Dataset items:

__________

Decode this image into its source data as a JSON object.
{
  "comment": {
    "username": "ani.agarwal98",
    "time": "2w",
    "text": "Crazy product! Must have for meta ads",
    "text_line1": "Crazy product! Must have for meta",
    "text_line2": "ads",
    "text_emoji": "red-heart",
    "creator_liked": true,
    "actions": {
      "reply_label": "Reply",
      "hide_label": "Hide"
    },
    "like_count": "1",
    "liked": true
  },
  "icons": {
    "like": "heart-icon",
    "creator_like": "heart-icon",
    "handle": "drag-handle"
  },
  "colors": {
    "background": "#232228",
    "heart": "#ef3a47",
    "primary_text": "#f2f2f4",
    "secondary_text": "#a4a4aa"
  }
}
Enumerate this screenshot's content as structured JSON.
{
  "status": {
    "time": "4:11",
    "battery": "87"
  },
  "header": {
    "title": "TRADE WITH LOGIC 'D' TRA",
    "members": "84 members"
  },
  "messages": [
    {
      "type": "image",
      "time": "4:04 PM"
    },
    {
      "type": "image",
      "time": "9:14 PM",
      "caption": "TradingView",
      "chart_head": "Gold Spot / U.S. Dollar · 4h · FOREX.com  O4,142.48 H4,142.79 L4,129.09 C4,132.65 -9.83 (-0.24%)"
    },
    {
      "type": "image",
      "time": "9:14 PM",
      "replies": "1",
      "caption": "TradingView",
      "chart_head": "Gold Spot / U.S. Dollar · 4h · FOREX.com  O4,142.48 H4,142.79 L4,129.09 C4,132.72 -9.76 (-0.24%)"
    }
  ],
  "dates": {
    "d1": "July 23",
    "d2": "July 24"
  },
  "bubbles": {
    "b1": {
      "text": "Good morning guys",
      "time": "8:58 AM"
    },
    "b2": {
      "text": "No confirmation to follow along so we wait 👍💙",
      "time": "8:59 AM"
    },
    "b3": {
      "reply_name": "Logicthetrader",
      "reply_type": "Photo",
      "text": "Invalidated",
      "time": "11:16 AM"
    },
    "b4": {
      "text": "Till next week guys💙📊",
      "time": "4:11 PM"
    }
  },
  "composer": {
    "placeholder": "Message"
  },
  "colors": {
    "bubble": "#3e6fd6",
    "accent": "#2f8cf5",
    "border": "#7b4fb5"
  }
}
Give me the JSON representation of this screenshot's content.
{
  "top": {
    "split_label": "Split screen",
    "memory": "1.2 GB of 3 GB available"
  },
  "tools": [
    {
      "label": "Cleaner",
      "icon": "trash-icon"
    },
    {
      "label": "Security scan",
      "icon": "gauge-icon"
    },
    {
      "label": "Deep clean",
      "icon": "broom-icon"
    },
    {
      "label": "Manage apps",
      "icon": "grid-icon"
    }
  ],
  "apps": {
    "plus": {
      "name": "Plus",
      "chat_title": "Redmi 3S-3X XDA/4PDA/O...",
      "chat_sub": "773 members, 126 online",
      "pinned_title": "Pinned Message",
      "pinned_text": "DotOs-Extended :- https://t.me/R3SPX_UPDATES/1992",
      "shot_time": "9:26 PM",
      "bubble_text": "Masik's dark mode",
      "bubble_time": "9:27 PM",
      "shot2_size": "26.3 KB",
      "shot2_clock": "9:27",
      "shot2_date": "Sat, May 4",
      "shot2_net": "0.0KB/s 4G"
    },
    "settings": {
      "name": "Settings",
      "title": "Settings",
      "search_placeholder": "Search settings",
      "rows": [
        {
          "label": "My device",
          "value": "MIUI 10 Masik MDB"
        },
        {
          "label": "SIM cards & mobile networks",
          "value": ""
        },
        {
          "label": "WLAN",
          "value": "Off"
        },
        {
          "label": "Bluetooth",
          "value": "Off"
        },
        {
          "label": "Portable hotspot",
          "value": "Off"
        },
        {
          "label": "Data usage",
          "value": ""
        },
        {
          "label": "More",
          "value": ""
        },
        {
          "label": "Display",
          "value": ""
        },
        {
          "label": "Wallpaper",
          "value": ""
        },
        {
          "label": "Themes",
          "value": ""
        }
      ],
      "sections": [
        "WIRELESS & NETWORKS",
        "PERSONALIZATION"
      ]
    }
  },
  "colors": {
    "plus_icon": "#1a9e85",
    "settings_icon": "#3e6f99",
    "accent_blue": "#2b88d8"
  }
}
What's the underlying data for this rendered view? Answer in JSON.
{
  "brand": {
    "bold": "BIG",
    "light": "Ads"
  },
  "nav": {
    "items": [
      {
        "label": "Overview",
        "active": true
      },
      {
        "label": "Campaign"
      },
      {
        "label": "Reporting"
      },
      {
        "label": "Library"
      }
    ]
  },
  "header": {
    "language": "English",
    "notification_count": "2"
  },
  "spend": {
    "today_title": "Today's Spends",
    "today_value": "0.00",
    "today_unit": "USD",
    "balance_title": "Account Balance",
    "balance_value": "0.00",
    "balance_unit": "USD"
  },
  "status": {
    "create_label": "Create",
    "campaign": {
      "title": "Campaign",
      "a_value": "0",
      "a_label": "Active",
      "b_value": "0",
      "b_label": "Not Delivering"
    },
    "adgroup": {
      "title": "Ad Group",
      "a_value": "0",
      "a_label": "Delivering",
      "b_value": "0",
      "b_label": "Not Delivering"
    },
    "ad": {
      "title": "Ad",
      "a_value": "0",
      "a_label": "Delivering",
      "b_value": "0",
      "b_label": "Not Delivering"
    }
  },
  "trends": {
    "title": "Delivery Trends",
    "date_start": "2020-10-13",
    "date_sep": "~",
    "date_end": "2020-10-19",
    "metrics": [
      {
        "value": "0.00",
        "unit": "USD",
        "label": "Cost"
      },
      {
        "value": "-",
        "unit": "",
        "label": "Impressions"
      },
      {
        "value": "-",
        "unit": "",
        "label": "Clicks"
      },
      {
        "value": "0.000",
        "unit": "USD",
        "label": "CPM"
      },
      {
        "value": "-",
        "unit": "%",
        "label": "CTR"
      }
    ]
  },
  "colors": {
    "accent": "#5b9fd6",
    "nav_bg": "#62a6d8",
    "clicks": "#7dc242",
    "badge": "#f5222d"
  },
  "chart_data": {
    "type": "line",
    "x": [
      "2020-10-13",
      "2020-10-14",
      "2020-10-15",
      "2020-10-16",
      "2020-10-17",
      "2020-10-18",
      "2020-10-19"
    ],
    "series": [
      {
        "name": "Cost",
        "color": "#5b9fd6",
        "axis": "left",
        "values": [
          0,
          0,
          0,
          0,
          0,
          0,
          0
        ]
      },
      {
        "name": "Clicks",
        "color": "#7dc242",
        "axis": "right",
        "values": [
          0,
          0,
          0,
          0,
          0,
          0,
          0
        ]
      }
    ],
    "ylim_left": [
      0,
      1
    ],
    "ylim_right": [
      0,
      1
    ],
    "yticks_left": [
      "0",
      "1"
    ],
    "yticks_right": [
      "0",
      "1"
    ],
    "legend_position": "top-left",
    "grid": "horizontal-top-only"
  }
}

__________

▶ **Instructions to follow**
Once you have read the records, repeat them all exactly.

▶ **Result**
Decode this image into its source data as a JSON object.
{
  "comment": {
    "username": "ani.agarwal98",
    "time": "2w",
    "text": "Crazy product! Must have for meta ads",
    "text_line1": "Crazy product! Must have for meta",
    "text_line2": "ads",
    "text_emoji": "red-heart",
    "creator_liked": true,
    "actions": {
      "reply_label": "Reply",
      "hide_label": "Hide"
    },
    "like_count": "1",
    "liked": true
  },
  "icons": {
    "like": "heart-icon",
    "creator_like": "heart-icon",
    "handle": "drag-handle"
  },
  "colors": {
    "background": "#232228",
    "heart": "#ef3a47",
    "primary_text": "#f2f2f4",
    "secondary_text": "#a4a4aa"
  }
}
Enumerate this screenshot's content as structured JSON.
{
  "status": {
    "time": "4:11",
    "battery": "87"
  },
  "header": {
    "title": "TRADE WITH LOGIC 'D' TRA",
    "members": "84 members"
  },
  "messages": [
    {
      "type": "image",
      "time": "4:04 PM"
    },
    {
      "type": "image",
      "time": "9:14 PM",
      "caption": "TradingView",
      "chart_head": "Gold Spot / U.S. Dollar · 4h · FOREX.com  O4,142.48 H4,142.79 L4,129.09 C4,132.65 -9.83 (-0.24%)"
    },
    {
      "type": "image",
      "time": "9:14 PM",
      "replies": "1",
      "caption": "TradingView",
      "chart_head": "Gold Spot / U.S. Dollar · 4h · FOREX.com  O4,142.48 H4,142.79 L4,129.09 C4,132.72 -9.76 (-0.24%)"
    }
  ],
  "dates": {
    "d1": "July 23",
    "d2": "July 24"
  },
  "bubbles": {
    "b1": {
      "text": "Good morning guys",
      "time": "8:58 AM"
    },
    "b2": {
      "text": "No confirmation to follow along so we wait 👍💙",
      "time": "8:59 AM"
    },
    "b3": {
      "reply_name": "Logicthetrader",
      "reply_type": "Photo",
      "text": "Invalidated",
      "time": "11:16 AM"
    },
    "b4": {
      "text": "Till next week guys💙📊",
      "time": "4:11 PM"
    }
  },
  "composer": {
    "placeholder": "Message"
  },
  "colors": {
    "bubble": "#3e6fd6",
    "accent": "#2f8cf5",
    "border": "#7b4fb5"
  }
}
Give me the JSON representation of this screenshot's content.
{
  "top": {
    "split_label": "Split screen",
    "memory": "1.2 GB of 3 GB available"
  },
  "tools": [
    {
      "label": "Cleaner",
      "icon": "trash-icon"
    },
    {
      "label": "Security scan",
      "icon": "gauge-icon"
    },
    {
      "label": "Deep clean",
      "icon": "broom-icon"
    },
    {
      "label": "Manage apps",
      "icon": "grid-icon"
    }
  ],
  "apps": {
    "plus": {
      "name": "Plus",
      "chat_title": "Redmi 3S-3X XDA/4PDA/O...",
      "chat_sub": "773 members, 126 online",
      "pinned_title": "Pinned Message",
      "pinned_text": "DotOs-Extended :- https://t.me/R3SPX_UPDATES/1992",
      "shot_time": "9:26 PM",
      "bubble_text": "Masik's dark mode",
      "bubble_time": "9:27 PM",
      "shot2_size": "26.3 KB",
      "shot2_clock": "9:27",
      "shot2_date": "Sat, May 4",
      "shot2_net": "0.0KB/s 4G"
    },
    "settings": {
      "name": "Settings",
      "title": "Settings",
      "search_placeholder": "Search settings",
      "rows": [
        {
          "label": "My device",
          "value": "MIUI 10 Masik MDB"
        },
        {
          "label": "SIM cards & mobile networks",
          "value": ""
        },
        {
          "label": "WLAN",
          "value": "Off"
        },
        {
          "label": "Bluetooth",
          "value": "Off"
        },
        {
          "label": "Portable hotspot",
          "value": "Off"
        },
        {
          "label": "Data usage",
          "value": ""
        },
        {
          "label": "More",
          "value": ""
        },
        {
          "label": "Display",
          "value": ""
        },
        {
          "label": "Wallpaper",
          "value": ""
        },
        {
          "label": "Themes",
          "value": ""
        }
      ],
      "sections": [
        "WIRELESS & NETWORKS",
        "PERSONALIZATION"
      ]
    }
  },
  "colors": {
    "plus_icon": "#1a9e85",
    "settings_icon": "#3e6f99",
    "accent_blue": "#2b88d8"
  }
}
What's the underlying data for this rendered view? Answer in JSON.
{
  "brand": {
    "bold": "BIG",
    "light": "Ads"
  },
  "nav": {
    "items": [
      {
        "label": "Overview",
        "active": true
      },
      {
        "label": "Campaign"
      },
      {
        "label": "Reporting"
      },
      {
        "label": "Library"
      }
    ]
  },
  "header": {
    "language": "English",
    "notification_count": "2"
  },
  "spend": {
    "today_title": "Today's Spends",
    "today_value": "0.00",
    "today_unit": "USD",
    "balance_title": "Account Balance",
    "balance_value": "0.00",
    "balance_unit": "USD"
  },
  "status": {
    "create_label": "Create",
    "campaign": {
      "title": "Campaign",
      "a_value": "0",
      "a_label": "Active",
      "b_value": "0",
      "b_label": "Not Delivering"
    },
    "adgroup": {
      "title": "Ad Group",
      "a_value": "0",
      "a_label": "Delivering",
      "b_value": "0",
      "b_label": "Not Delivering"
    },
    "ad": {
      "title": "Ad",
      "a_value": "0",
      "a_label": "Delivering",
      "b_value": "0",
      "b_label": "Not Delivering"
    }
  },
  "trends": {
    "title": "Delivery Trends",
    "date_start": "2020-10-13",
    "date_sep": "~",
    "date_end": "2020-10-19",
    "metrics": [
      {
        "value": "0.00",
        "unit": "USD",
        "label": "Cost"
      },
      {
        "value": "-",
        "unit": "",
        "label": "Impressions"
      },
      {
        "value": "-",
        "unit": "",
        "label": "Clicks"
      },
      {
        "value": "0.000",
        "unit": "USD",
        "label": "CPM"
      },
      {
        "value": "-",
        "unit": "%",
        "label": "CTR"
      }
    ]
  },
  "colors": {
    "accent": "#5b9fd6",
    "nav_bg": "#62a6d8",
    "clicks": "#7dc242",
    "badge": "#f5222d"
  },
  "chart_data": {
    "type": "line",
    "x": [
      "2020-10-13",
      "2020-10-14",
      "2020-10-15",
      "2020-10-16",
      "2020-10-17",
      "2020-10-18",
      "2020-10-19"
    ],
    "series": [
      {
        "name": "Cost",
        "color": "#5b9fd6",
        "axis": "left",
        "values": [
          0,
          0,
          0,
          0,
          0,
          0,
          0
        ]
      },
      {
        "name": "Clicks",
        "color": "#7dc242",
        "axis": "right",
        "values": [
          0,
          0,
          0,
          0,
          0,
          0,
          0
        ]
      }
    ],
    "ylim_left": [
      0,
      1
    ],
    "ylim_right": [
      0,
      1
    ],
    "yticks_left": [
      "0",
      "1"
    ],
    "yticks_right": [
      "0",
      "1"
    ],
    "legend_position": "top-left",
    "grid": "horizontal-top-only"
  }
}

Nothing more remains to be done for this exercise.